Then there is the selection of the captain of that tour. With Smith and Warner missing there was no skipper. Finch has captained before and is a very good captain. Instead the job went to Wade. Now I’m not partial to Wade, but even so this made little sense given that the squad would split in two shortly. The test squad would head off to India under Smith, and the T20 side would play a bunch against Sri Lanka with Finch captaining. Surely it makes sense that if Finch was in the slot for the T20 why not start him off as ODI captain? As it happens, with Wade injured Finch is captain anyway.
Finally there’s the test squad. This is my smallest beef. India is a tough place to tour, and my own view is that we should play to our strengths – quality pace and reverse swing bowling. That’s how we won there before. We’re taking the top line fast bowlers, but otherwise picked 4 spinners. Lyon was always going to be picked, though will likely be a dud again. O’Keefe is a NSW favourite and odds on. He’s a handy player, but no better. I’d happily have left him off the plane. The other selections are more audacious – young leg-spinner Swepson and Ashton Agar. I like both of them, but can’t see how we’re going to give 4 spinners all a game. When you factor in Maxwell too (a good selection) who can bowl handy spin that’s a heavy hand.
Travis Head missed out again. I’m a big fan of him and reckon he should have been selected when Maddinson was. He’s a talented batter and another very handy bowler. I sort of support his omission though, not because he’s not good enough, but because I’d like to keep him ripe for the Ashes next summer.

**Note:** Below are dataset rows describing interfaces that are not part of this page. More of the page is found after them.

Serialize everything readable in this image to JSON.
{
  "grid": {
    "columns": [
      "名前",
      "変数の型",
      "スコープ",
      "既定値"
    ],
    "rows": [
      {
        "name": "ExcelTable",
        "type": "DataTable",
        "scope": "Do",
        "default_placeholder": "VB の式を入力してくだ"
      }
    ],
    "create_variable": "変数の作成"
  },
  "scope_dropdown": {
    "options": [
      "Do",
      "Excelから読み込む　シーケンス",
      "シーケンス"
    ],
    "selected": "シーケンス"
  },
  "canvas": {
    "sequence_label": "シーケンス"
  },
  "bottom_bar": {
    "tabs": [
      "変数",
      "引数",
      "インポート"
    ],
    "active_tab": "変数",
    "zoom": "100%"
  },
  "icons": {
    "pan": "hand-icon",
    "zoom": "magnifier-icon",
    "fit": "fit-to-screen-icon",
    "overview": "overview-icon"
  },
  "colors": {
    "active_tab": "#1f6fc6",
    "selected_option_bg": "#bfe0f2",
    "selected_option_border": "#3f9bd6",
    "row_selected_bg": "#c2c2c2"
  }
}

Finally there’s that damn man Wade again. Somehow he’s been selected as our only wicketkeeper for the tour. I think it’s just dumb. His batting doesn’t live up to the hype and his keeping is behind 3-4 more capable Australian wicketkeepers, like Nevill. He’s particularly ordinary keeping to spin, but is going to India to keep on dusty, big spinning pitches with 4+ spinners down the other end. Someone explain that to me.

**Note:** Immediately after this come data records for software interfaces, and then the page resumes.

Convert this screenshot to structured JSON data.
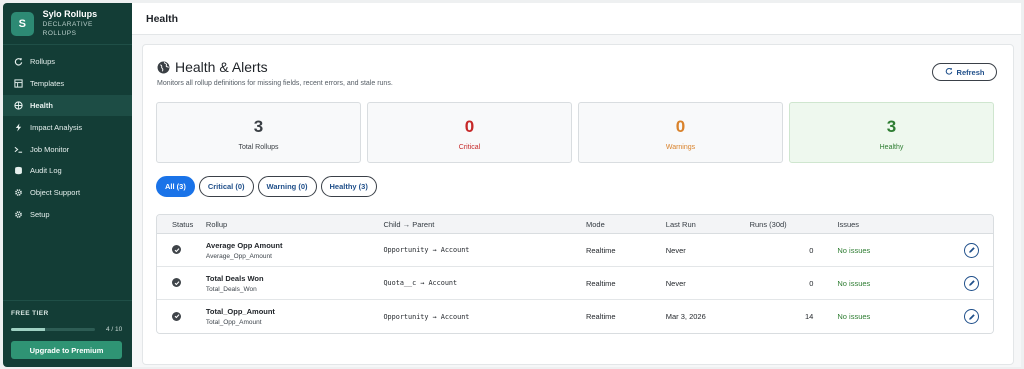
{
  "brand": {
    "logo_letter": "S",
    "name": "Sylo Rollups",
    "subtitle": "DECLARATIVE ROLLUPS"
  },
  "sidebar": {
    "items": [
      {
        "label": "Rollups",
        "icon": "refresh-icon",
        "active": false
      },
      {
        "label": "Templates",
        "icon": "template-icon",
        "active": false
      },
      {
        "label": "Health",
        "icon": "health-icon",
        "active": true
      },
      {
        "label": "Impact Analysis",
        "icon": "bolt-icon",
        "active": false
      },
      {
        "label": "Job Monitor",
        "icon": "terminal-icon",
        "active": false
      },
      {
        "label": "Audit Log",
        "icon": "database-icon",
        "active": false
      },
      {
        "label": "Object Support",
        "icon": "gear-icon",
        "active": false
      },
      {
        "label": "Setup",
        "icon": "gear-icon",
        "active": false
      }
    ],
    "footer": {
      "tier_label": "FREE TIER",
      "usage_text": "4 / 10",
      "usage_fraction": 0.4,
      "upgrade_label": "Upgrade to Premium"
    }
  },
  "header": {
    "title": "Health"
  },
  "main": {
    "title": "Health & Alerts",
    "subtitle": "Monitors all rollup definitions for missing fields, recent errors, and stale runs.",
    "refresh_label": "Refresh",
    "stats": [
      {
        "value": "3",
        "label": "Total Rollups",
        "color": "#3a3f44"
      },
      {
        "value": "0",
        "label": "Critical",
        "color": "#c62828"
      },
      {
        "value": "0",
        "label": "Warnings",
        "color": "#d9822b"
      },
      {
        "value": "3",
        "label": "Healthy",
        "color": "#2e7d32"
      }
    ],
    "filters": [
      {
        "label": "All (3)",
        "active": true
      },
      {
        "label": "Critical (0)",
        "active": false
      },
      {
        "label": "Warning (0)",
        "active": false
      },
      {
        "label": "Healthy (3)",
        "active": false
      }
    ],
    "table": {
      "headers": {
        "status": "Status",
        "rollup": "Rollup",
        "child": "Child → Parent",
        "mode": "Mode",
        "last_run": "Last Run",
        "runs": "Runs (30d)",
        "issues": "Issues"
      },
      "rows": [
        {
          "name": "Average Opp Amount",
          "api": "Average_Opp_Amount",
          "child": "Opportunity → Account",
          "mode": "Realtime",
          "last_run": "Never",
          "runs": "0",
          "issues": "No issues"
        },
        {
          "name": "Total Deals Won",
          "api": "Total_Deals_Won",
          "child": "Quota__c → Account",
          "mode": "Realtime",
          "last_run": "Never",
          "runs": "0",
          "issues": "No issues"
        },
        {
          "name": "Total_Opp_Amount",
          "api": "Total_Opp_Amount",
          "child": "Opportunity → Account",
          "mode": "Realtime",
          "last_run": "Mar 3, 2026",
          "runs": "14",
          "issues": "No issues"
        }
      ]
    }
  }
}
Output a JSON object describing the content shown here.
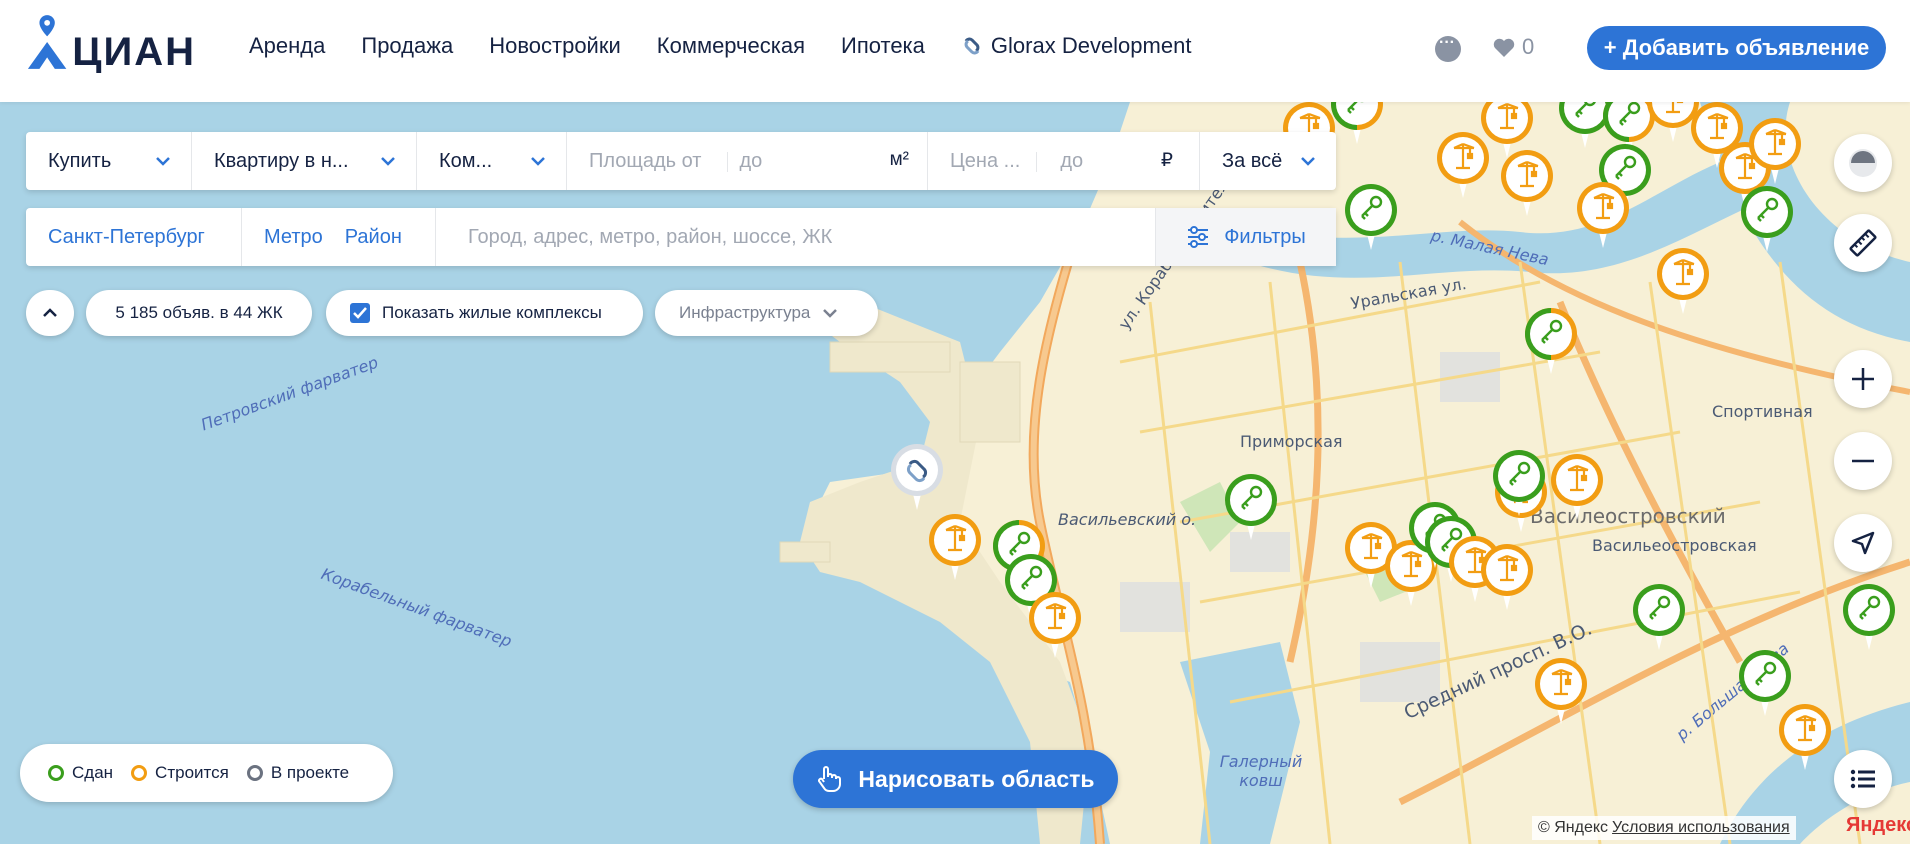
{
  "header": {
    "logo_text": "ЦИАН",
    "nav": [
      "Аренда",
      "Продажа",
      "Новостройки",
      "Коммерческая",
      "Ипотека",
      "Glorax Development"
    ],
    "favorites_count": "0",
    "add_button": "+ Добавить объявление"
  },
  "search": {
    "deal": "Купить",
    "type": "Квартиру в н...",
    "rooms": "Ком...",
    "area_from": "Площадь от",
    "area_to": "до",
    "area_unit": "м²",
    "price_from": "Цена ...",
    "price_to": "до",
    "price_unit": "₽",
    "price_mode": "За всё",
    "city": "Санкт-Петербург",
    "metro": "Метро",
    "district": "Район",
    "address_placeholder": "Город, адрес, метро, район, шоссе, ЖК",
    "filters": "Фильтры"
  },
  "chips": {
    "count": "5 185 объяв. в 44 ЖК",
    "show_complexes": "Показать жилые комплексы",
    "infrastructure": "Инфраструктура"
  },
  "legend": {
    "done": "Сдан",
    "building": "Строится",
    "project": "В проекте",
    "colors": {
      "done": "#3a9e1d",
      "building": "#f29d12",
      "project": "#6b7280"
    }
  },
  "draw_button": "Нарисовать область",
  "map_labels": {
    "petrovsky": "Петровский фарватер",
    "korabelny": "Корабельный фарватер",
    "malaya_neva": "р. Малая Нева",
    "uralskaya": "Уральская ул.",
    "korablestroiteley": "ул. Кораблестроителей",
    "primorskaya": "Приморская",
    "vasilievsky": "Васильевский о.",
    "vasileostrovskaya": "Васильеостровская",
    "sportivnaya": "Спортивная",
    "sredny": "Средний просп. В.О.",
    "galerny": "Галерный ковш",
    "bolshaya_neva": "р. Большая Нева",
    "vasileostrovsky_district": "Василеостровский"
  },
  "copyright": {
    "owner": "© Яндекс",
    "terms": "Условия использования",
    "brand": "Яндекс"
  }
}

On a tour to India I just don’t think you can take that chance. Imagine missing a stumping chance against Kohli when he’s on 10, and he goes on to make a hundred or more. Is it worth that? Certainly his batting doesn’t justify that faith.
I just don’t know where the selectors are at. I loved Mark Waugh as a batsman, but think he’s a fruitcake as a selector. And Hohns, who has done great service to Australia, made comments during the week that left a lot of heads shaking.
I’m happy to be proved wrong. I think we’ll do better than expected in India, but I don’t know that we’ve helped ourselves a lot. It’s an opinion business though – and this is mine.